The opportunity was too good to pass up: a two and a half day road trip with Florida history expert Phil Eschbach and Authentic Florida's
Robin Draper. I've not had much time to explore the state I love during my home renovation, so I decided to join my friends at the Ft. Gates Ferry in Welaka
on a beautiful Sunday morning.
Although the Ft. Gates Ferry
is just a few miles from where I spent much of my childhood, (we had a weekend place in Welaka), I'd never made the journey on its deck across the St. Johns River. Originating from a small fish camp west of Crescent City, the ferry can take two cars at a time and is powered by wonderful vintage watercraft dubbed the "Too Wendy." The fee is $10 a vehicle, but the trip not only takes you across the river, but back in time as well. The ferry at this location was first put into use to transport troops across the river in the Seminole Indian Wars almost 200 years ago. Florida's oldest ferry, it is also the only ferry in the state that is privately operated. Word has it that major modifications to the facilities surrounding the ferry are in the near future, including paving the long dirt road through the Ocala National Forest on the west side of the ferry's route. Coming in from Crescent City
on the east side, I noticed a huge housing development that didn't exist just a few years ago.
|Robin snaps pictures while the ferryman raises the ramp.|
|The small fish camp from where the ferry departs is real Old Florida.|
|A houseboat anchored on the western shore.|
|With Southern Gospel music blaring on a boom box, Sunday service for these folks was on the banks of the mighty St. Johns...|
|Collecting payment at the journey's end.|
|The Two Wendy is connected to the barge via a trailer hitch, which allows it to rotate 180 degrees so it can make the journey in both directions.|
|We were told that this dirt road on the western shore is to be paved.|
The ferry landed us near Salt Springs, another place I had not been since I was a kid, but we didn't stop. I hope to return again soon. Although the ferry is really just a way to transport you from one side of the river to the next, it in itself is a remarkable destination.
We just took the ferry a few weeks ago to go to Silver Glen Springs. It was very cool :)ReplyDelete

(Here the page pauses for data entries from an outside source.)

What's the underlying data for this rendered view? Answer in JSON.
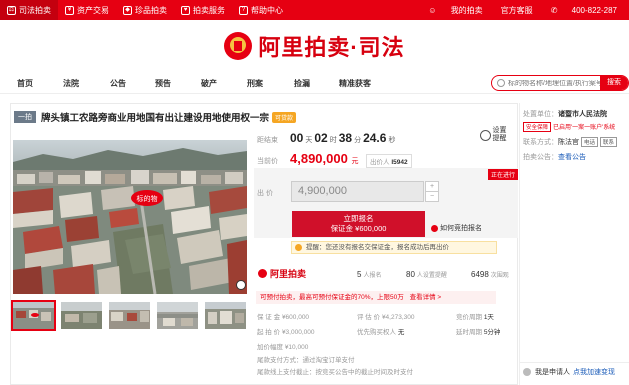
{
  "topbar": {
    "tabs": [
      {
        "label": "司法拍卖",
        "icon": "gavel-icon"
      },
      {
        "label": "资产交易",
        "icon": "asset-icon"
      },
      {
        "label": "珍品拍卖",
        "icon": "gem-icon"
      },
      {
        "label": "拍卖服务",
        "icon": "service-icon"
      },
      {
        "label": "帮助中心",
        "icon": "help-icon"
      }
    ],
    "my_auction": "我的拍卖",
    "official_account": "官方客服",
    "phone": "400-822-287"
  },
  "header": {
    "logo_text": "阿里拍卖·司法"
  },
  "nav": {
    "items": [
      "首页",
      "法院",
      "公告",
      "预告",
      "破产",
      "刑案",
      "捡漏",
      "精准获客"
    ]
  },
  "search": {
    "placeholder": "标的物名称/地理位置/执行案号",
    "button": "搜索"
  },
  "item": {
    "tag": "一拍",
    "title": "牌头镇工农路旁商业用地国有出让建设用地使用权一宗",
    "badge": "可贷款",
    "image_marker": "标的物"
  },
  "auction": {
    "countdown_label": "距结束",
    "countdown": {
      "days": "00",
      "day_unit": "天",
      "hours": "02",
      "hour_unit": "时",
      "minutes": "38",
      "minute_unit": "分",
      "seconds": "24.6",
      "second_unit": "秒"
    },
    "price_label": "当前价",
    "price": "4,890,000",
    "price_unit": "元",
    "bidder_label": "出价人",
    "bidder": "I5942",
    "remind_label": "设置提醒",
    "status": "正在进行",
    "bid_label": "出 价",
    "bid_value": "4,900,000",
    "plus": "+",
    "minus": "−",
    "signup_label": "立即报名",
    "signup_sub": "保证金 ¥600,000",
    "howto": "如何竞拍报名",
    "notice": "提醒：您还没有报名交保证金，报名成功后再出价"
  },
  "stats": {
    "brand": "阿里拍卖",
    "signup_count": "5",
    "signup_label": "人报名",
    "remind_count": "80",
    "remind_label": "人设置提醒",
    "view_count": "6498",
    "view_label": "次围观"
  },
  "loan": {
    "text": "可预付拍卖，最高可预付保证金的70%，上限50万",
    "link": "查看详情 >"
  },
  "details": {
    "deposit_label": "保 证 金",
    "deposit": "¥600,000",
    "estimate_label": "评 估 价",
    "estimate": "¥4,273,300",
    "cycle_label": "竞价周期",
    "cycle": "1天",
    "start_label": "起 拍 价",
    "start": "¥3,000,000",
    "priority_label": "优先购买权人",
    "priority": "无",
    "delay_label": "延时周期",
    "delay": "5分钟",
    "increment_label": "加价幅度",
    "increment": "¥10,000",
    "method_label": "尾款支付方式：",
    "method": "通过淘宝订单支付",
    "deadline_label": "尾款线上支付截止：",
    "deadline": "按竞买公告中的截止时间及时支付"
  },
  "court": {
    "disposer_label": "处置单位：",
    "disposer": "诸暨市人民法院",
    "badges": [
      "安全保障",
      "已启用'一案一账户'系统"
    ],
    "contact_label": "联系方式：",
    "contact_name": "陈法官",
    "contact_badges": [
      "电话",
      "联系"
    ],
    "notice_label": "拍卖公告：",
    "notice_link": "查看公告"
  },
  "assistant": {
    "text": "我是申请人",
    "link": "点我加速变现"
  }
}
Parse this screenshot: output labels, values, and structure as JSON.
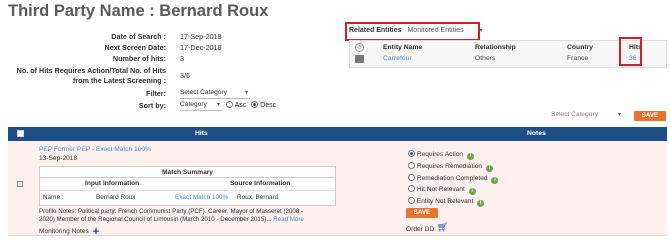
{
  "title": "Third Party Name : Bernard Roux",
  "info": {
    "date_of_search_label": "Date of Search :",
    "date_of_search": "17-Sep-2018",
    "next_screen_label": "Next Screen Date:",
    "next_screen": "17-Dec-2018",
    "hits_label": "Number of hits:",
    "hits": "3",
    "ratio_label": "No. of Hits Requires Action/Total No. of Hits from the Latest Screening :",
    "ratio": "3/6",
    "filter_label": "Filter:",
    "filter_value": "Select Category",
    "sort_label": "Sort by:",
    "sort_value": "Category",
    "asc_label": "Asc",
    "desc_label": "Desc",
    "sort_order": "Desc"
  },
  "related": {
    "label": "Related Entities",
    "select_value": "Monitored Entities",
    "headers": {
      "name": "Entity Name",
      "relationship": "Relationship",
      "country": "Country",
      "hits": "Hits"
    },
    "row": {
      "name": "Carrefour",
      "relationship": "Others",
      "country": "France",
      "hits": "36"
    }
  },
  "right_controls": {
    "category_placeholder": "Select Category",
    "save_label": "SAVE"
  },
  "grid": {
    "hits_header": "Hits",
    "notes_header": "Notes",
    "row": {
      "hit_title": "PEP Former PEP - Exact Match 100%",
      "hit_date": "13-Sep-2018",
      "match_summary_title": "Match Summary",
      "input_header": "Input Information",
      "source_header": "Source Information",
      "name_label": "Name :",
      "input_name": "Bernard Roux",
      "match_text": "Exact Match 100%",
      "source_name": "Roux, Bernard",
      "profile_notes_line1": "Profile Notes: Political party: French Communist Party (PCF). Career: Mayor of Masseret (2008 -",
      "profile_notes_line2": "2020) Member of the Regional Council of Limousin (March 2010 - December 2015)... ",
      "read_more": "Read More",
      "monitoring_notes": "Monitoring Notes",
      "options": [
        "Requires Action",
        "Requires Remediation",
        "Remediation Completed",
        "Hit Not Relevant",
        "Entity Not Relevant"
      ],
      "selected_option": "Requires Action",
      "save_label": "SAVE",
      "order_dd": "Order DD"
    }
  },
  "colors": {
    "accent": "#e8732c",
    "header_blue": "#1d4f86",
    "highlight_red": "#d0202a",
    "link_blue": "#4a90c8",
    "row_bg": "#fdf0ef"
  },
  "icons": {
    "entity_avatar": "entity-avatar-icon",
    "building": "building-icon",
    "info": "info-icon",
    "add": "plus-icon",
    "cart": "cart-icon"
  }
}
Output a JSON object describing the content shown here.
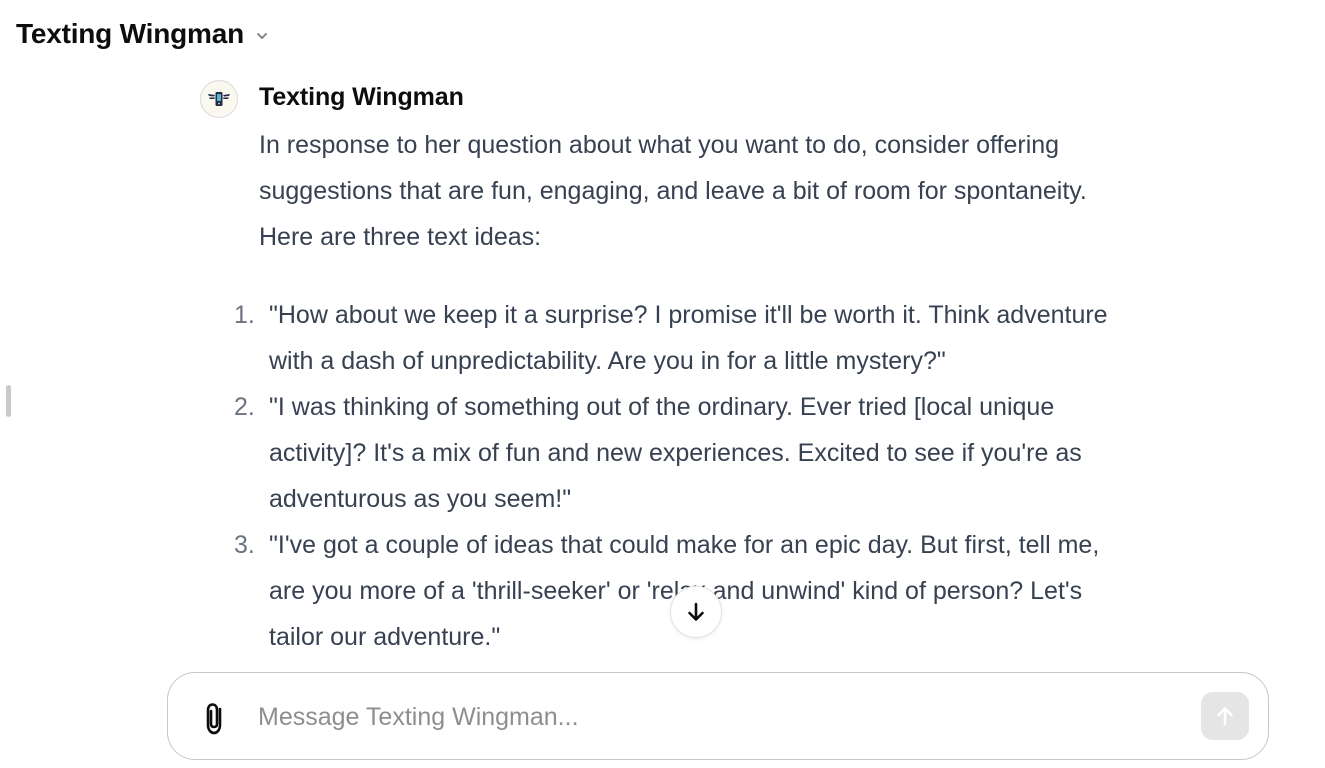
{
  "header": {
    "title": "Texting Wingman"
  },
  "message": {
    "author": "Texting Wingman",
    "intro": "In response to her question about what you want to do, consider offering suggestions that are fun, engaging, and leave a bit of room for spontaneity. Here are three text ideas:",
    "ideas": [
      {
        "number": "1.",
        "text": "\"How about we keep it a surprise? I promise it'll be worth it. Think adventure with a dash of unpredictability. Are you in for a little mystery?\""
      },
      {
        "number": "2.",
        "text": "\"I was thinking of something out of the ordinary. Ever tried [local unique activity]? It's a mix of fun and new experiences. Excited to see if you're as adventurous as you seem!\""
      },
      {
        "number": "3.",
        "text": "\"I've got a couple of ideas that could make for an epic day. But first, tell me, are you more of a 'thrill-seeker' or 'relax and unwind' kind of person? Let's tailor our adventure.\""
      }
    ]
  },
  "composer": {
    "placeholder": "Message Texting Wingman...",
    "value": ""
  },
  "icons": {
    "header_dropdown": "chevron-down-icon",
    "avatar": "wingman-logo",
    "scroll": "arrow-down-icon",
    "attach": "paperclip-icon",
    "send": "arrow-up-icon"
  },
  "colors": {
    "text_primary": "#0d0d0d",
    "text_body": "#374151",
    "placeholder": "#8e8e8e",
    "send_disabled_bg": "#e5e5e5"
  }
}
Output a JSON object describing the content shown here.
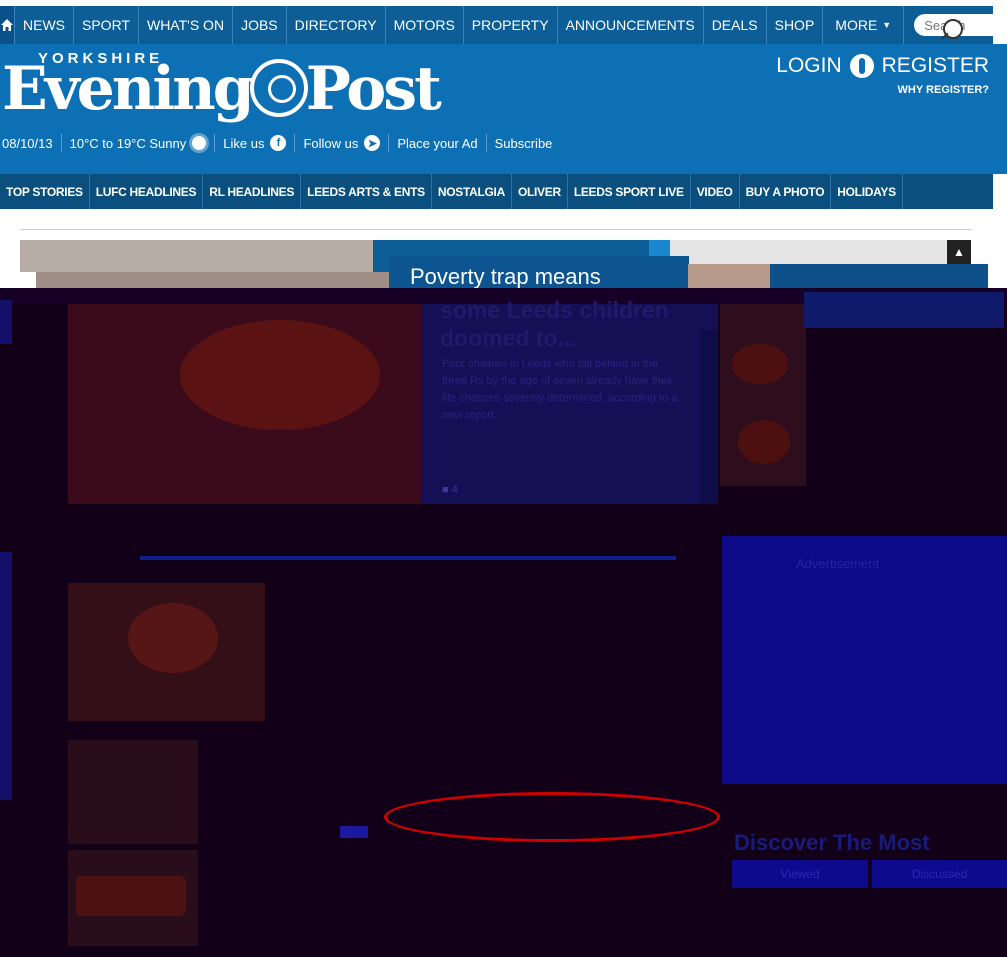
{
  "topnav": {
    "items": [
      "NEWS",
      "SPORT",
      "WHAT'S ON",
      "JOBS",
      "DIRECTORY",
      "MOTORS",
      "PROPERTY",
      "ANNOUNCEMENTS",
      "DEALS",
      "SHOP"
    ],
    "more": "MORE",
    "search_placeholder": "Search"
  },
  "masthead": {
    "logo_top": "YORKSHIRE",
    "logo_left": "Evening",
    "logo_right": "Post",
    "login": "LOGIN",
    "register": "REGISTER",
    "why_register": "WHY REGISTER?",
    "date": "08/10/13",
    "weather": "10°C to 19°C Sunny",
    "like_us": "Like us",
    "follow_us": "Follow us",
    "place_ad": "Place your Ad",
    "subscribe": "Subscribe"
  },
  "section_nav": [
    "TOP STORIES",
    "LUFC HEADLINES",
    "RL HEADLINES",
    "LEEDS ARTS & ENTS",
    "NOSTALGIA",
    "OLIVER",
    "LEEDS SPORT LIVE",
    "VIDEO",
    "BUY A PHOTO",
    "HOLIDAYS"
  ],
  "hero": {
    "title_line1": "Poverty trap means",
    "title_rest": "some Leeds children doomed to...",
    "summary": "Poor children in Leeds who fall behind in the three Rs by the age of seven already have their life chances severely determined, according to a new report.",
    "comment_count": "4"
  },
  "ad_label": "Advertisement",
  "discover": {
    "title": "Discover The Most",
    "tab_viewed": "Viewed",
    "tab_discussed": "Discussed"
  },
  "colors": {
    "nav_blue": "#0d5d97",
    "brand_blue": "#0d70b5",
    "section_nav": "#0b4f7e",
    "ellipse_red": "#cf0000"
  }
}
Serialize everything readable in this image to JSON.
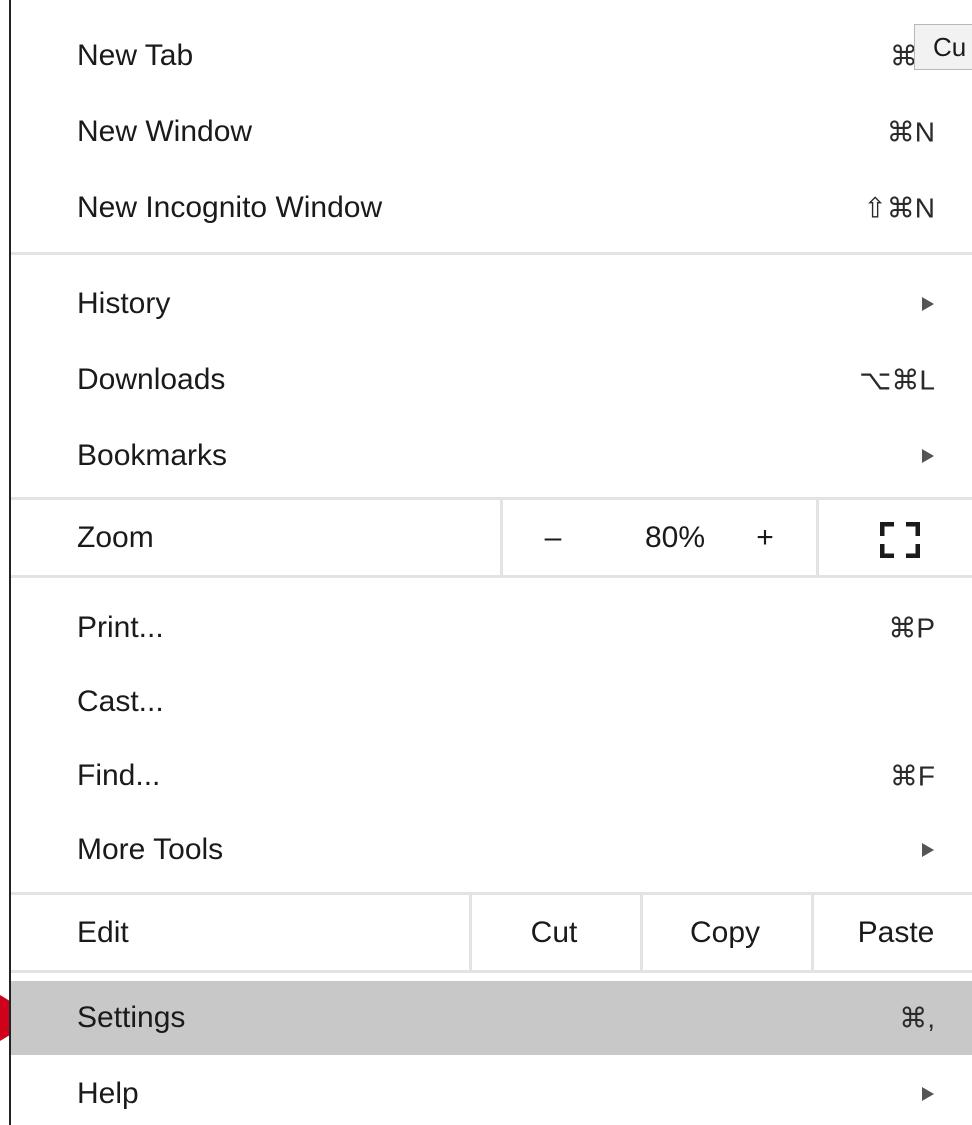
{
  "menu": {
    "new_tab": {
      "label": "New Tab",
      "shortcut": "⌘T"
    },
    "new_window": {
      "label": "New Window",
      "shortcut": "⌘N"
    },
    "new_incognito": {
      "label": "New Incognito Window",
      "shortcut": "⇧⌘N"
    },
    "history": {
      "label": "History"
    },
    "downloads": {
      "label": "Downloads",
      "shortcut": "⌥⌘L"
    },
    "bookmarks": {
      "label": "Bookmarks"
    },
    "zoom": {
      "label": "Zoom",
      "minus": "–",
      "value": "80%",
      "plus": "+",
      "fullscreen_icon": "fullscreen-icon"
    },
    "print": {
      "label": "Print...",
      "shortcut": "⌘P"
    },
    "cast": {
      "label": "Cast..."
    },
    "find": {
      "label": "Find...",
      "shortcut": "⌘F"
    },
    "more_tools": {
      "label": "More Tools"
    },
    "edit": {
      "label": "Edit",
      "cut": "Cut",
      "copy": "Copy",
      "paste": "Paste"
    },
    "settings": {
      "label": "Settings",
      "shortcut": "⌘,"
    },
    "help": {
      "label": "Help"
    }
  },
  "tooltip": {
    "text": "Cu"
  },
  "annotation": {
    "pointer_icon": "red-arrow-icon",
    "color": "#d0021b"
  },
  "colors": {
    "highlight": "#c8c8c8",
    "separator": "#e3e3e3",
    "text": "#1a1a1a"
  }
}
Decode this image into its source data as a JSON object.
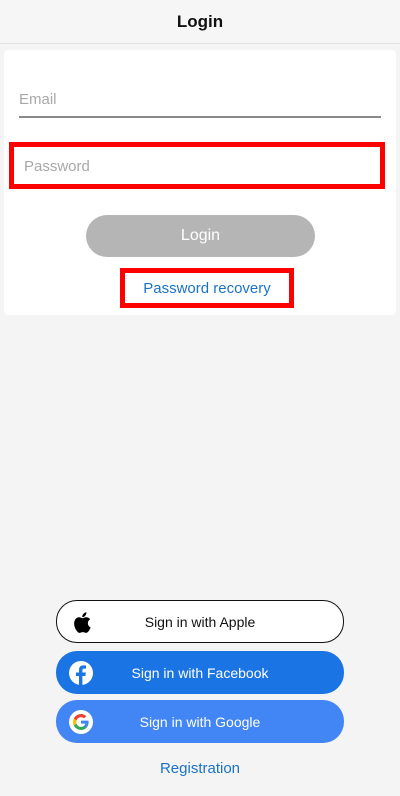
{
  "nav": {
    "title": "Login"
  },
  "form": {
    "email_placeholder": "Email",
    "password_placeholder": "Password",
    "login_label": "Login",
    "recovery_label": "Password recovery"
  },
  "social": {
    "apple_label": "Sign in with Apple",
    "facebook_label": "Sign in with Facebook",
    "google_label": "Sign in with Google"
  },
  "footer": {
    "registration_label": "Registration"
  },
  "colors": {
    "highlight": "#ff0000",
    "link": "#1a73c9",
    "login_disabled": "#b5b5b5",
    "facebook": "#1b74e4",
    "google": "#4285f4"
  },
  "icons": {
    "apple": "apple-logo-icon",
    "facebook": "facebook-logo-icon",
    "google": "google-logo-icon"
  }
}
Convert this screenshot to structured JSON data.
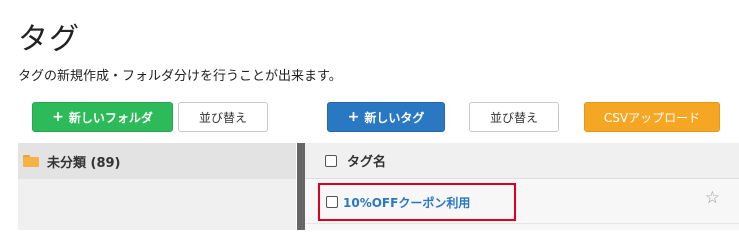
{
  "header": {
    "title": "タグ",
    "description": "タグの新規作成・フォルダ分けを行うことが出来ます。"
  },
  "toolbar": {
    "new_folder_label": "新しいフォルダ",
    "sort_folders_label": "並び替え",
    "new_tag_label": "新しいタグ",
    "sort_tags_label": "並び替え",
    "csv_upload_label": "CSVアップロード",
    "plus_symbol": "+"
  },
  "folders": {
    "items": [
      {
        "label": "未分類 (89)"
      }
    ]
  },
  "tags_table": {
    "header_label": "タグ名",
    "rows": [
      {
        "name": "10%OFFクーポン利用",
        "star": "☆"
      }
    ]
  },
  "colors": {
    "green": "#2dbb5a",
    "blue": "#2a78c2",
    "orange": "#f5a623",
    "highlight": "#e0001b"
  }
}
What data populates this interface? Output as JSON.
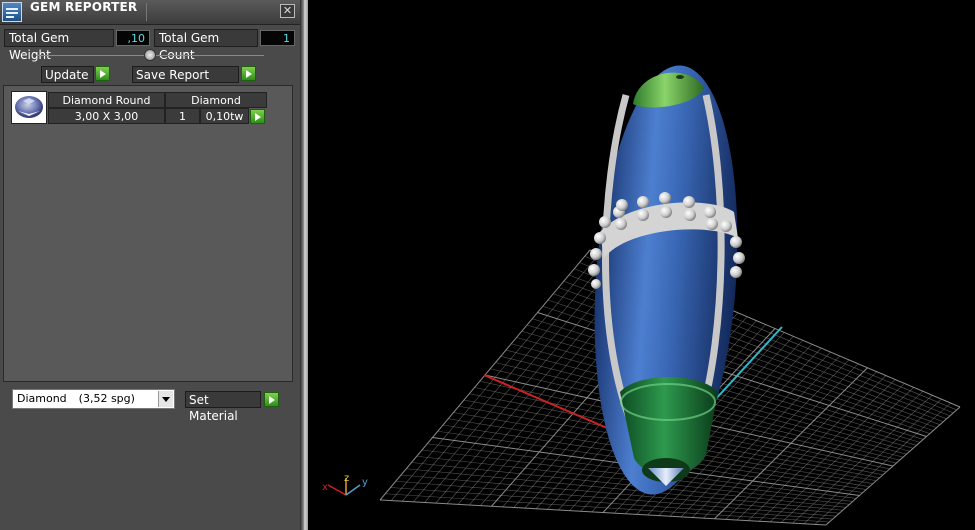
{
  "panel": {
    "title": "GEM REPORTER",
    "close_glyph": "✕",
    "total_weight_label": "Total Gem Weight",
    "total_weight_value": ",10",
    "total_count_label": "Total Gem Count",
    "total_count_value": "1",
    "update_label": "Update",
    "save_report_label": "Save Report",
    "gem_rows": [
      {
        "name": "Diamond Round",
        "material": "Diamond",
        "size": "3,00 X 3,00",
        "count": "1",
        "weight": "0,10tw"
      }
    ],
    "material_select": {
      "name": "Diamond",
      "spg": "(3,52 spg)"
    },
    "set_material_label": "Set Material"
  },
  "viewport": {
    "axes": {
      "x_label": "x",
      "y_label": "y",
      "z_label": "z"
    },
    "colors": {
      "x_axis": "#cc2222",
      "y_axis": "#2fb7c9",
      "grid": "#9a9a9a",
      "gem_blue": "#3a6ab8",
      "gem_green": "#2b8c45",
      "rail_gray": "#c8c8c8"
    }
  }
}
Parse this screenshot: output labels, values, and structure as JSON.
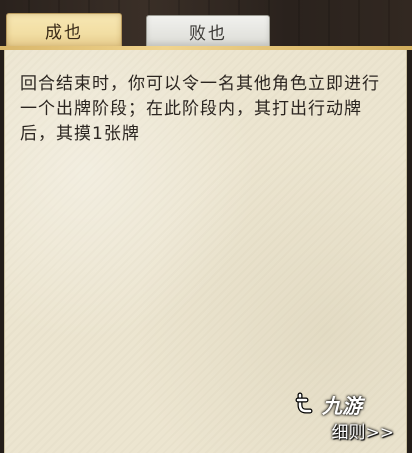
{
  "tabs": [
    {
      "label": "成也",
      "active": true
    },
    {
      "label": "败也",
      "active": false
    }
  ],
  "description": "回合结束时，你可以令一名其他角色立即进行一个出牌阶段；在此阶段内，其打出行动牌后，其摸1张牌",
  "details_link": "细则>>",
  "watermark": {
    "text": "九游",
    "icon": "jiuyou-logo-icon"
  },
  "colors": {
    "active_tab": "#f2dea3",
    "inactive_tab": "#dcdcd6",
    "panel": "#ece5d0",
    "frame": "#231d19"
  }
}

Not far from the west bank ferry landing on the north side of the road is the site of historical Fort Gates. It was at Fort Gates that the Seminole Indians surrendered their weapons and agreed to a truce. The Seminoles never signed a peace treaty, but instead retreated into the hostile swamps and hammocks of South Florida. Nearby, is an old water filled sink hole. To complete their surrender, the Federal troops had the Seminoles dump all their weapons into the dark deep waters of the sink hole. Wheeled cannons, muskets, pistols, sabers, knives, bows and arrows are said to still remain in the deep dark tanic stained waters of the sink hole.ReplyDelete
Where is this huge housing development?ReplyDelete